== What to do ==
The data beneath this task is to be duplicated exactly, in its entirety.

== Task inputs ==
______
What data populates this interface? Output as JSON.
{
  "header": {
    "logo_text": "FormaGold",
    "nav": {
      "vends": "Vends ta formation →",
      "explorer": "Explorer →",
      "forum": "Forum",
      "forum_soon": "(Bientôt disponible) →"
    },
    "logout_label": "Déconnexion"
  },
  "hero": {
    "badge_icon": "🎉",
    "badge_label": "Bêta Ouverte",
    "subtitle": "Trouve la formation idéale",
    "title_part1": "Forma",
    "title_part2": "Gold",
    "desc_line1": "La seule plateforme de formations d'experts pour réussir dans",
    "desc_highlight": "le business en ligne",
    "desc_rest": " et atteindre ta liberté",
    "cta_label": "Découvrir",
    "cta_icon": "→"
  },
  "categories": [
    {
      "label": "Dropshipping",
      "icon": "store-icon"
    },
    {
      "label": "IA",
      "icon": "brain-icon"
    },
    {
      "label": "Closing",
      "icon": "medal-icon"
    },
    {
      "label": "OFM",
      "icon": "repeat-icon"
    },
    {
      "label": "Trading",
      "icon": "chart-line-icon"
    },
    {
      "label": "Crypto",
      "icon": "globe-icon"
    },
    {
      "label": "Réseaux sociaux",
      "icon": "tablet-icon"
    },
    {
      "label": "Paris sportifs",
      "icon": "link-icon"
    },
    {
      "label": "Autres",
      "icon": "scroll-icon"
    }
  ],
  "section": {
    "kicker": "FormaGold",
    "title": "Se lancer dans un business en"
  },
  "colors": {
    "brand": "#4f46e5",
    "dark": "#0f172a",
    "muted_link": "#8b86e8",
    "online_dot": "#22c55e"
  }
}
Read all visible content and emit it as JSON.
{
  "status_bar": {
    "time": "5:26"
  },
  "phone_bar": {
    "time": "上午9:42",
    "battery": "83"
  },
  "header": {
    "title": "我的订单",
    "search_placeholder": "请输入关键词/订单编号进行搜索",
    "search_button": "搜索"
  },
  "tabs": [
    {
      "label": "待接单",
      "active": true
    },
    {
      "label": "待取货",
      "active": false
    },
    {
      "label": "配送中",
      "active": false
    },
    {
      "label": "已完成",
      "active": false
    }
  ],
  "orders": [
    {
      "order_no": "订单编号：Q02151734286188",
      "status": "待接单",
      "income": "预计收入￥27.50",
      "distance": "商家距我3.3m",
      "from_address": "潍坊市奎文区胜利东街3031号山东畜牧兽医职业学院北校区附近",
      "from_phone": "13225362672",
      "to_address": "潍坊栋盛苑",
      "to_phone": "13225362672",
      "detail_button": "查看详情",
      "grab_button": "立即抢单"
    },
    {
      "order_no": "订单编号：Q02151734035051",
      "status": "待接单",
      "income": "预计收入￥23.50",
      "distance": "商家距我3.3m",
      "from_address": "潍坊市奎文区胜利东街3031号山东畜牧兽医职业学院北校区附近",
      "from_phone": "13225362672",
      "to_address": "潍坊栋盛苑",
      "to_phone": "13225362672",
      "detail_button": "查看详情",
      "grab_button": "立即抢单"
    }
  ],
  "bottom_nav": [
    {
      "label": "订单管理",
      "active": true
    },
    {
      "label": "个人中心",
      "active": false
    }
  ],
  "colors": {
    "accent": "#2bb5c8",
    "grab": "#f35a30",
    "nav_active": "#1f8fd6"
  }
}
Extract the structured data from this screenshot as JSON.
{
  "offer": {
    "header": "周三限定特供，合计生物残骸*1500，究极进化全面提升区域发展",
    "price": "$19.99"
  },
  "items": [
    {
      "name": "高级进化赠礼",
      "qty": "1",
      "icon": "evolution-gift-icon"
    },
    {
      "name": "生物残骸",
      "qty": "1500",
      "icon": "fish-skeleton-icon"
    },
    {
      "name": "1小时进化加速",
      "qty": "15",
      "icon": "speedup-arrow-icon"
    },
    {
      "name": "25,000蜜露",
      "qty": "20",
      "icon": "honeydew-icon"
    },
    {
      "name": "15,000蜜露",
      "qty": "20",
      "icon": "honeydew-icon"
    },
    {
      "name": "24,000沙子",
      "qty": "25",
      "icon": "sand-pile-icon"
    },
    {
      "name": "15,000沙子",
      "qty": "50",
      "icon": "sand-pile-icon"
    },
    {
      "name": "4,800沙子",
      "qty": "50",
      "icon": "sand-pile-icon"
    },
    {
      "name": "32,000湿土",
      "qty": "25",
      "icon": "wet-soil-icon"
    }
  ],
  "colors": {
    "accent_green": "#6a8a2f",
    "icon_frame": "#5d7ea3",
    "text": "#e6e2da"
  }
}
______
== Answer ==
What data populates this interface? Output as JSON.
{
  "header": {
    "logo_text": "FormaGold",
    "nav": {
      "vends": "Vends ta formation →",
      "explorer": "Explorer →",
      "forum": "Forum",
      "forum_soon": "(Bientôt disponible) →"
    },
    "logout_label": "Déconnexion"
  },
  "hero": {
    "badge_icon": "🎉",
    "badge_label": "Bêta Ouverte",
    "subtitle": "Trouve la formation idéale",
    "title_part1": "Forma",
    "title_part2": "Gold",
    "desc_line1": "La seule plateforme de formations d'experts pour réussir dans",
    "desc_highlight": "le business en ligne",
    "desc_rest": " et atteindre ta liberté",
    "cta_label": "Découvrir",
    "cta_icon": "→"
  },
  "categories": [
    {
      "label": "Dropshipping",
      "icon": "store-icon"
    },
    {
      "label": "IA",
      "icon": "brain-icon"
    },
    {
      "label": "Closing",
      "icon": "medal-icon"
    },
    {
      "label": "OFM",
      "icon": "repeat-icon"
    },
    {
      "label": "Trading",
      "icon": "chart-line-icon"
    },
    {
      "label": "Crypto",
      "icon": "globe-icon"
    },
    {
      "label": "Réseaux sociaux",
      "icon": "tablet-icon"
    },
    {
      "label": "Paris sportifs",
      "icon": "link-icon"
    },
    {
      "label": "Autres",
      "icon": "scroll-icon"
    }
  ],
  "section": {
    "kicker": "FormaGold",
    "title": "Se lancer dans un business en"
  },
  "colors": {
    "brand": "#4f46e5",
    "dark": "#0f172a",
    "muted_link": "#8b86e8",
    "online_dot": "#22c55e"
  }
}
Read all visible content and emit it as JSON.
{
  "status_bar": {
    "time": "5:26"
  },
  "phone_bar": {
    "time": "上午9:42",
    "battery": "83"
  },
  "header": {
    "title": "我的订单",
    "search_placeholder": "请输入关键词/订单编号进行搜索",
    "search_button": "搜索"
  },
  "tabs": [
    {
      "label": "待接单",
      "active": true
    },
    {
      "label": "待取货",
      "active": false
    },
    {
      "label": "配送中",
      "active": false
    },
    {
      "label": "已完成",
      "active": false
    }
  ],
  "orders": [
    {
      "order_no": "订单编号：Q02151734286188",
      "status": "待接单",
      "income": "预计收入￥27.50",
      "distance": "商家距我3.3m",
      "from_address": "潍坊市奎文区胜利东街3031号山东畜牧兽医职业学院北校区附近",
      "from_phone": "13225362672",
      "to_address": "潍坊栋盛苑",
      "to_phone": "13225362672",
      "detail_button": "查看详情",
      "grab_button": "立即抢单"
    },
    {
      "order_no": "订单编号：Q02151734035051",
      "status": "待接单",
      "income": "预计收入￥23.50",
      "distance": "商家距我3.3m",
      "from_address": "潍坊市奎文区胜利东街3031号山东畜牧兽医职业学院北校区附近",
      "from_phone": "13225362672",
      "to_address": "潍坊栋盛苑",
      "to_phone": "13225362672",
      "detail_button": "查看详情",
      "grab_button": "立即抢单"
    }
  ],
  "bottom_nav": [
    {
      "label": "订单管理",
      "active": true
    },
    {
      "label": "个人中心",
      "active": false
    }
  ],
  "colors": {
    "accent": "#2bb5c8",
    "grab": "#f35a30",
    "nav_active": "#1f8fd6"
  }
}
Extract the structured data from this screenshot as JSON.
{
  "offer": {
    "header": "周三限定特供，合计生物残骸*1500，究极进化全面提升区域发展",
    "price": "$19.99"
  },
  "items": [
    {
      "name": "高级进化赠礼",
      "qty": "1",
      "icon": "evolution-gift-icon"
    },
    {
      "name": "生物残骸",
      "qty": "1500",
      "icon": "fish-skeleton-icon"
    },
    {
      "name": "1小时进化加速",
      "qty": "15",
      "icon": "speedup-arrow-icon"
    },
    {
      "name": "25,000蜜露",
      "qty": "20",
      "icon": "honeydew-icon"
    },
    {
      "name": "15,000蜜露",
      "qty": "20",
      "icon": "honeydew-icon"
    },
    {
      "name": "24,000沙子",
      "qty": "25",
      "icon": "sand-pile-icon"
    },
    {
      "name": "15,000沙子",
      "qty": "50",
      "icon": "sand-pile-icon"
    },
    {
      "name": "4,800沙子",
      "qty": "50",
      "icon": "sand-pile-icon"
    },
    {
      "name": "32,000湿土",
      "qty": "25",
      "icon": "wet-soil-icon"
    }
  ],
  "colors": {
    "accent_green": "#6a8a2f",
    "icon_frame": "#5d7ea3",
    "text": "#e6e2da"
  }
}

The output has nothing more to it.